“There was quite a lot of pressure. Those demands have bordered upon insult – largely from my wife”: Trevor Rabin’s return to action with Rio

Trevor Rabin
(Image credit: Getty Images)

Trevor Rabin revealed the debt of gratitude he owes to his wife, Shelley May, after his new studio album Rio arrived. His sixth solo record is the first collection of vocal-led material from the South African-born, multi-instrumentalist, composer and producer since Can’t Look Away in 1989. It also makes a marked detour from his celebrated film score work. His previous solo album, 2012’s Jacaranda, was an instrumental affair.

“There was quite a lot of pressure to make a record like this, and those demands have bordered upon insult – largely from my wife,” Rabin says.“She told me,‘Fuck the films, get your own record done.’ So I owe a lot of the credit to her.”

Since leaving Yes following 1994’s Talk and largely as a prequel to touring as part of Yes Featuring Jon Anderson, Trevor Rabin, Rick Wakeman (ARW) in 2016, the musician has carved out a successful career as a composer of soundtracks for a wide number of Hollywood movies including the blockbusters Armageddon (1998), Gone In 60 Seconds (2000) and the action sequel Bad Boys II (2003).

“Once I joined Yes I did one solo album [Can’t Look Away] in that time and 10 years from my life seemed to vanish,” says Rabin as he ponders the motivation behind the origins of Rio. “I did the instrumental album [Jacaranda], which wasn’t really a planned thing, and then I became involved in film scores so everything else in my musical world was put on the backburner. With this one I really had to clear the decks.”

He continues: “I’ve done 30-odd movies with [Academy Award-winning producer] Jerry Bruckheimer, and it took me saying, ‘I’m not feeling it on this one’ to find the time to make this album. There’s a lot of pressure in movies; you have to deliver. That forced me to have a little more self-discipline. And of course with Yes, you’re dealing with a business.”

Getting back into the business of making a solo album would prove a wonderful experience, though he’s a little mystified as to why it took him so long to do so. “I really enjoyed it and I don’t know what caused me to stop [making my own music]... just a lack of discipline, I guess,” theorises Rabin, who elected to play just about all of the instruments himself while following a somewhat eclectic path.

“I even considered calling the album The Demographic Nightmare,” he says with a laugh. “I just wanted to get into what, for me, were a few different areas, even doing some country- type stuff. There’s some prog things and a political song about the nightmare of the Oklahoma bombing, but overall there are several styles going on.”

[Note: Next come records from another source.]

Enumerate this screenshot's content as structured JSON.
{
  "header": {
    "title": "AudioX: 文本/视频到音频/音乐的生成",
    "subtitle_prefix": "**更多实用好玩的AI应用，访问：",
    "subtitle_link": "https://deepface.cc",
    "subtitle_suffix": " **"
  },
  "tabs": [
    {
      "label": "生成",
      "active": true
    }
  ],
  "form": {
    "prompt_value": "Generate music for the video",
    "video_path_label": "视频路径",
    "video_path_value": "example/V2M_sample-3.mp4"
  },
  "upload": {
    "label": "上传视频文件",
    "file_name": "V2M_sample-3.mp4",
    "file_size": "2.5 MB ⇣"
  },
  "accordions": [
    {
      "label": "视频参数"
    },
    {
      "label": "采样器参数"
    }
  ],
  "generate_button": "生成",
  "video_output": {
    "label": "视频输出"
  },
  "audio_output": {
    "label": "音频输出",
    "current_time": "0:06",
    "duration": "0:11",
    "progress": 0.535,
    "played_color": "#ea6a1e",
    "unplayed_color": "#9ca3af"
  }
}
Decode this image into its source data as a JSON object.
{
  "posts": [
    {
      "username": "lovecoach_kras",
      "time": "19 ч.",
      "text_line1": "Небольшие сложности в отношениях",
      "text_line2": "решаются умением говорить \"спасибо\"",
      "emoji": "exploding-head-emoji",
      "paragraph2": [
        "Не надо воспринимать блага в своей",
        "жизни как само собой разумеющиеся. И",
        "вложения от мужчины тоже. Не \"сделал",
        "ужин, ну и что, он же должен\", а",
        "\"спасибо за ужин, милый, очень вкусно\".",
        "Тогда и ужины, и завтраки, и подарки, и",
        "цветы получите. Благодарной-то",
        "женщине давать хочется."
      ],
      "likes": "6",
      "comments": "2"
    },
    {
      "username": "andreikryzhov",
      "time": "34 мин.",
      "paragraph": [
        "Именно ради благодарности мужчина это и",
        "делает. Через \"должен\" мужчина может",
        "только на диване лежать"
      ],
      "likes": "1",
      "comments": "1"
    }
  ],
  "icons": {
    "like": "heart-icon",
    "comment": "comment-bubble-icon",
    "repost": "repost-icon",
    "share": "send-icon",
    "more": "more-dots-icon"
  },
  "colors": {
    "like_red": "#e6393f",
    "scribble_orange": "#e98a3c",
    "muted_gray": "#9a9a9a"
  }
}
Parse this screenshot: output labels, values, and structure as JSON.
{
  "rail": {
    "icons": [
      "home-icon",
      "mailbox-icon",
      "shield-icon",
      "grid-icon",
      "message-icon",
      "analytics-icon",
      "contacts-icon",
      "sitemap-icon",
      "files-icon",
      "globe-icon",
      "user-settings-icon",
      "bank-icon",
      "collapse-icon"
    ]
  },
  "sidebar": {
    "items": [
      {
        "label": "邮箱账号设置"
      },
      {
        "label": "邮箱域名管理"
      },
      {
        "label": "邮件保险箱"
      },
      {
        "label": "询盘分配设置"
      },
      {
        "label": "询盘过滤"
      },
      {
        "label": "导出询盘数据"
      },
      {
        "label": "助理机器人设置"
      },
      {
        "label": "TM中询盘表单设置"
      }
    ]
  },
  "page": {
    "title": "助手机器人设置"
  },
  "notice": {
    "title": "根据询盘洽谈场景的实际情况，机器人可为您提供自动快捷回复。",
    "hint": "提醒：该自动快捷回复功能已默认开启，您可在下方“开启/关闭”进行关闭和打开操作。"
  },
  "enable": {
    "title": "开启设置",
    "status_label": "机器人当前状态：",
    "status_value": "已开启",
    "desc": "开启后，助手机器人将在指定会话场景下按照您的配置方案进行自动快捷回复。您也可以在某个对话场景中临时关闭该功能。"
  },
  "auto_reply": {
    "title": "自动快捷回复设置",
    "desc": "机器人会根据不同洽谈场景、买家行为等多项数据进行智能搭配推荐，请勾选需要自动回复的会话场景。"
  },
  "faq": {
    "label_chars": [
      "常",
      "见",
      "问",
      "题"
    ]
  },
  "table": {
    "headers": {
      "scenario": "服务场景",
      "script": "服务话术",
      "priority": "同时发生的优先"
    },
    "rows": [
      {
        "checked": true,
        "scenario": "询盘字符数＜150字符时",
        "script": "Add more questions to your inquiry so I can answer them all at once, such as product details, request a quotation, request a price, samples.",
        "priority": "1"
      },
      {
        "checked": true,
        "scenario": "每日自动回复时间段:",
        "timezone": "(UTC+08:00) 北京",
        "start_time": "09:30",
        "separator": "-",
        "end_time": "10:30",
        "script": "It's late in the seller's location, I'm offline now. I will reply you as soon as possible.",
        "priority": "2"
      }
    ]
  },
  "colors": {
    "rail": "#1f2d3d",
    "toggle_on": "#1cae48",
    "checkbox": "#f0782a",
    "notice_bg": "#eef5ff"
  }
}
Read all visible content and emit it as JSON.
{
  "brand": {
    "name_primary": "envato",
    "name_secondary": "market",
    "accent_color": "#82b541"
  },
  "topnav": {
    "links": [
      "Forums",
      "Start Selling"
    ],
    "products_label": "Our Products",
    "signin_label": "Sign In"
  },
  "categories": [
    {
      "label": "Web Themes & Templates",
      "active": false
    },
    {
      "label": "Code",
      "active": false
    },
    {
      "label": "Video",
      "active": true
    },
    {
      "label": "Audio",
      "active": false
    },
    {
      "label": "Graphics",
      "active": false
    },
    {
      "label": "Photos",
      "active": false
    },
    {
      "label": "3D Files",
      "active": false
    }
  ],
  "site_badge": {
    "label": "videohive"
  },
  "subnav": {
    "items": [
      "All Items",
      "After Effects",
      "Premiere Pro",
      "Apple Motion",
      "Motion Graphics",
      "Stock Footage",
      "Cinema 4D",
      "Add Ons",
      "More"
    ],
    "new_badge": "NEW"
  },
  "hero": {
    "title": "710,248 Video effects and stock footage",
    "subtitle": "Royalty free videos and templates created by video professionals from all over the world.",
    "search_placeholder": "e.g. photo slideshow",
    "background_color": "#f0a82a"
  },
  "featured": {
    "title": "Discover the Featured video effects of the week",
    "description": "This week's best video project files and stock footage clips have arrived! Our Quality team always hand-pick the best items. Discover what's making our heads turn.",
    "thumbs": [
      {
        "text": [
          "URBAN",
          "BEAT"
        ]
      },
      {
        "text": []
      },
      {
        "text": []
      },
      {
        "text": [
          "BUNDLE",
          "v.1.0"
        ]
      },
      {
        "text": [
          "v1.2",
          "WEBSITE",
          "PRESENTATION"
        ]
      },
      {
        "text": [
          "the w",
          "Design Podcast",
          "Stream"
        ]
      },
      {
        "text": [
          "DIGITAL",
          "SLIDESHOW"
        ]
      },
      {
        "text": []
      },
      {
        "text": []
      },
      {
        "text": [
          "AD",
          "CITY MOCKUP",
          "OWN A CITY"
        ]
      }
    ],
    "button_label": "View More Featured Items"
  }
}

Lou Molino from ARW performed quite a few of the drum parts, with Rabin’s son, Mason, helping out on some of the most important percussive arrangements. The album cover features a painting by Rabin himself – “I didn’t really want something big like Roger Dean,” the musician insists.

All of which does rather beg the million-dollar question of whether Trevor expects fans of Yes to enjoy Rio. “I haven’t even thought about that because doing so would influence me,” Rabin replies. “When I wrote most of the material that appeared on 90125 it was before I had anything to do with Yes.”

Perhaps more importantly for his fans, Rabin does harbour aspirations for taking Rio out on the road. “That’s the plan,” he affirms. “I very much hope we can make it happen.” A sonic carnival surely awaits.

Dave Ling

Dave Ling was a co-founder of Classic Rock magazine. His words have appeared in a variety of music publications, including RAW, Kerrang!, Metal Hammer, Prog, Rock Candy, Fireworks and Sounds. Dave’s life was shaped in 1974 through the purchase of a copy of Sweet’s album ‘Sweet Fanny Adams’, along with early gig experiences from Status Quo, Rush, Iron Maiden, AC/DC, Yes and Queen. As a lifelong season ticket holder of Crystal Palace FC, he is completely incapable of uttering the word ‘Br***ton’.